Much like the scientists and engineers who don't use version control because they don't even know it exists, how do you discover that you could benefit from a service that you don't even really know about? I had previously stumbled upon this service as I wandered aimlessly about, looking for a dress for an event that I had to attend. I happened to run into the personal shopper who took me under her wing, escorted me to "her" dressing room, and brought armloads of dresses for me to try on. She did a much better job of selecting a dress than I had done, and I returned the one that I had previously bought and purchased one that even COST LESS.
OK, there's a point here. I'm trying to let you know the process so that you, friendly geek, are not intimidated by the process.
Here's a summary of my personal shopping experience from last weekend.
- Call department store and make appt with personal shopper for the next day. She asked a few questions, like what I was looking for.
- Show up.
- Clothes in my SIZE were hanging in the dressing room, for me to start trying on (ordered by color, type, etc). I was a bit overwhelmed by where to start, but she walked me through it (start at the right and move left). She brought me a bottle of water and retrieved other selections along the way (different sizes, etc.).
- Try on clothes.
- Personal shopper helps decide what does/doesn't look good.
- Fork over the credit card. Personal shopper even applied a coupon (I didn't need to have one with me).
- I left with a nice selection of clothes that GO TOGETHER and are updated for 2008.
That's my kind of shopping. I wouldn't usually expose my personal weakness (my complete lack of shopping abilities), but I figured that this was a public service. I've seen how people dress in our profession. We need to consider this as a cost of doing business.
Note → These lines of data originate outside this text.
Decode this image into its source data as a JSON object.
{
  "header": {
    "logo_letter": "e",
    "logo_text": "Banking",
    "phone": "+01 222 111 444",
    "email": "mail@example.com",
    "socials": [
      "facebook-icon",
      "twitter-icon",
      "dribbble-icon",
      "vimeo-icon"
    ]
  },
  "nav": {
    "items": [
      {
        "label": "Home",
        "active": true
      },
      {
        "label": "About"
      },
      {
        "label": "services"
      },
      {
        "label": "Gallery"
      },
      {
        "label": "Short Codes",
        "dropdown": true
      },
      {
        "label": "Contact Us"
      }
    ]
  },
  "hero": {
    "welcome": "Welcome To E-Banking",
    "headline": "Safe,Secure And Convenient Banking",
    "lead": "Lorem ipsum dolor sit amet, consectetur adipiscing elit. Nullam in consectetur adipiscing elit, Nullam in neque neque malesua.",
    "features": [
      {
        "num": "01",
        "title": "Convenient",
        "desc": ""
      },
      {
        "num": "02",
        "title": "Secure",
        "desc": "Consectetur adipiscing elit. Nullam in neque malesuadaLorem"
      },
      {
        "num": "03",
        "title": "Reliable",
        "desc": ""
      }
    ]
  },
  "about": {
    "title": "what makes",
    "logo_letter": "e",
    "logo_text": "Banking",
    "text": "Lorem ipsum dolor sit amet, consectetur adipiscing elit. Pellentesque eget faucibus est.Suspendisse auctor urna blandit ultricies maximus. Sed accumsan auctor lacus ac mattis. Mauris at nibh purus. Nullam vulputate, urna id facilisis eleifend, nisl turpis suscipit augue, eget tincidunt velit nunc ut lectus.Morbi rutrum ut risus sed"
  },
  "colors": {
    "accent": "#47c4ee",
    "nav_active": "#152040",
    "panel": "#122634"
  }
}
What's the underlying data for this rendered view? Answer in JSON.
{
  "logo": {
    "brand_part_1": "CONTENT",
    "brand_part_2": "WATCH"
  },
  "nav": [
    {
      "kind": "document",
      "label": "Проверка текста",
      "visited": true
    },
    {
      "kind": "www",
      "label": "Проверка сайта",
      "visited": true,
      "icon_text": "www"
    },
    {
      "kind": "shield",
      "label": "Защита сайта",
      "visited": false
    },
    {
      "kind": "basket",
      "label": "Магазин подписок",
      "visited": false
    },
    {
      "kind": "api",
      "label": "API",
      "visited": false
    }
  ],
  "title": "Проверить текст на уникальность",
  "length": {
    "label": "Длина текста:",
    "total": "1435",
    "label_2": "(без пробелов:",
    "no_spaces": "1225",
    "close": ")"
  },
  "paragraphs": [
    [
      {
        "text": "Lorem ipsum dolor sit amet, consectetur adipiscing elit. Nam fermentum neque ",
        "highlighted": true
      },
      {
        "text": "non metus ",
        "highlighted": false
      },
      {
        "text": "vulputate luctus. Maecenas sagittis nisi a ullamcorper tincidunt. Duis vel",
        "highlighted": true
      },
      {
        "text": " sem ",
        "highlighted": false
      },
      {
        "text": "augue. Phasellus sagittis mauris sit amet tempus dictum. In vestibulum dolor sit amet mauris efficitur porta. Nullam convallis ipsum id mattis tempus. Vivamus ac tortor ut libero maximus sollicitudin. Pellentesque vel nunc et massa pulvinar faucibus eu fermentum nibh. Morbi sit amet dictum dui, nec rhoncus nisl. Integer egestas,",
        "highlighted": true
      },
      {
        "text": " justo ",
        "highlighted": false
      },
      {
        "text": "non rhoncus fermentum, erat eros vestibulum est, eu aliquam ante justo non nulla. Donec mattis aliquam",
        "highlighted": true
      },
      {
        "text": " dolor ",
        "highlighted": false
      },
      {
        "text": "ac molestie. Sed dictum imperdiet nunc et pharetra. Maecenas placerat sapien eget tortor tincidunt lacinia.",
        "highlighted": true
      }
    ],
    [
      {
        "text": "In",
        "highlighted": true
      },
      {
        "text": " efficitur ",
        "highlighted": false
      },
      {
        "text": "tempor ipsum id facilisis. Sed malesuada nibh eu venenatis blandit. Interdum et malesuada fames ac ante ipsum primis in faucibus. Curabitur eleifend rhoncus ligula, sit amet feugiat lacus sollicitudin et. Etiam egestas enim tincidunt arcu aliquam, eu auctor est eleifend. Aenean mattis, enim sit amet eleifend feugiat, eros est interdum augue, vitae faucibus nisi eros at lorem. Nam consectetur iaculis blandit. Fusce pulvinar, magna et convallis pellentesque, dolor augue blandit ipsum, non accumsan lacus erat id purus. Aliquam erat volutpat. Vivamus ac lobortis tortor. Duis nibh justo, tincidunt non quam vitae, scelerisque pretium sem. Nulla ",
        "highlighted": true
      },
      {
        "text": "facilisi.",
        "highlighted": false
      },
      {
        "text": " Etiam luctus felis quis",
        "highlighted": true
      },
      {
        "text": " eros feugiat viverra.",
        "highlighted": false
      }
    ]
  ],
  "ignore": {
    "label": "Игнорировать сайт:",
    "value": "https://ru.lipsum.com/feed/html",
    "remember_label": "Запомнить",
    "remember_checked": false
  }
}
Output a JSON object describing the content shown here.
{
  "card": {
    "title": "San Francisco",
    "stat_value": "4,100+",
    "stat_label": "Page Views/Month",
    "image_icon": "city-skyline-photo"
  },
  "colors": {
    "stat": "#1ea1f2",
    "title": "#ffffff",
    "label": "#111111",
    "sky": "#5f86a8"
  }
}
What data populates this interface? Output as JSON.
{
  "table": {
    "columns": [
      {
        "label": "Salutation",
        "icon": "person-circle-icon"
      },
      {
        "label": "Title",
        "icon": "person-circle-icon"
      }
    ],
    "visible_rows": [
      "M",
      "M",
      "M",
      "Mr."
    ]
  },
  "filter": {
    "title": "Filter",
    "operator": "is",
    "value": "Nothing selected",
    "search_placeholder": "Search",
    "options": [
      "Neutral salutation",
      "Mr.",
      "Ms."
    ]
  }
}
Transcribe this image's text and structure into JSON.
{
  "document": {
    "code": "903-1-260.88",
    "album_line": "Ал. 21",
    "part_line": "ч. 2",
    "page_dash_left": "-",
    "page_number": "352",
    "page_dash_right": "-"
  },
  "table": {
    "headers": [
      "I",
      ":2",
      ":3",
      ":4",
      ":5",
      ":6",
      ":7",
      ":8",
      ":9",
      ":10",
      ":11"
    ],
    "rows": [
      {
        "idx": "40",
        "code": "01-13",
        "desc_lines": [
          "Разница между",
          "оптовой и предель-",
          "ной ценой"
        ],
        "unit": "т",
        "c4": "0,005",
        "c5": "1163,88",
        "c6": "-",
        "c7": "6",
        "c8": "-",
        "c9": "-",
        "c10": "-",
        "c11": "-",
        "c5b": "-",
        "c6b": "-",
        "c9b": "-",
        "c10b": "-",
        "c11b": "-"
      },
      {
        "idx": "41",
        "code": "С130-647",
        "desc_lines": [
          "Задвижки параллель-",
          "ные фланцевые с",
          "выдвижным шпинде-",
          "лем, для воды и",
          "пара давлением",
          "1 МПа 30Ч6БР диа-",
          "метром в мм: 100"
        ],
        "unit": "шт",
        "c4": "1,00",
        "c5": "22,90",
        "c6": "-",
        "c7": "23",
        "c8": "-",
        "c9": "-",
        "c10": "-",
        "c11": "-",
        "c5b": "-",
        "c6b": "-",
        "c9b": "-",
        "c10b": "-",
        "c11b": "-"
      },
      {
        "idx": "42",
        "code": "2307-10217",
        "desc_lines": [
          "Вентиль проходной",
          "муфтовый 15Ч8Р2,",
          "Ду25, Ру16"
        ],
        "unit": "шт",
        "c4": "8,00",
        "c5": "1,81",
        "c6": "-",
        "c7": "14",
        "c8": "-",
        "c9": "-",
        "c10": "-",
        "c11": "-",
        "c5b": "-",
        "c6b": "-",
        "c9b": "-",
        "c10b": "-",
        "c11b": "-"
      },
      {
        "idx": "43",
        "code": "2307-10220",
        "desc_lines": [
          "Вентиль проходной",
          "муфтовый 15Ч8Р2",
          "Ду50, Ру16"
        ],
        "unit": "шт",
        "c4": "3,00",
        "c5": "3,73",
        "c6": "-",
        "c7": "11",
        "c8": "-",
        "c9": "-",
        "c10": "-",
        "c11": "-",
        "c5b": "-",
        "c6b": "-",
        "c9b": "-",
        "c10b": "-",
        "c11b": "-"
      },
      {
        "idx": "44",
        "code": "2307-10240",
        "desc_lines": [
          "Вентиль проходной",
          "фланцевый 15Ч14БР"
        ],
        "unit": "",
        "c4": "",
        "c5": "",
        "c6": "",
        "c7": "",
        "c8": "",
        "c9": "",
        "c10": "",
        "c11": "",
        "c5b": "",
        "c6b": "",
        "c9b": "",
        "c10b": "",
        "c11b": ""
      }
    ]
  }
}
I don't know when I'll get another "vacation" like this. I promise not to poison the dog as an excuse to get one, but he's fine and I learned a lot (and my husband and kids had a great time with our friends too). Doesn't get much better than that.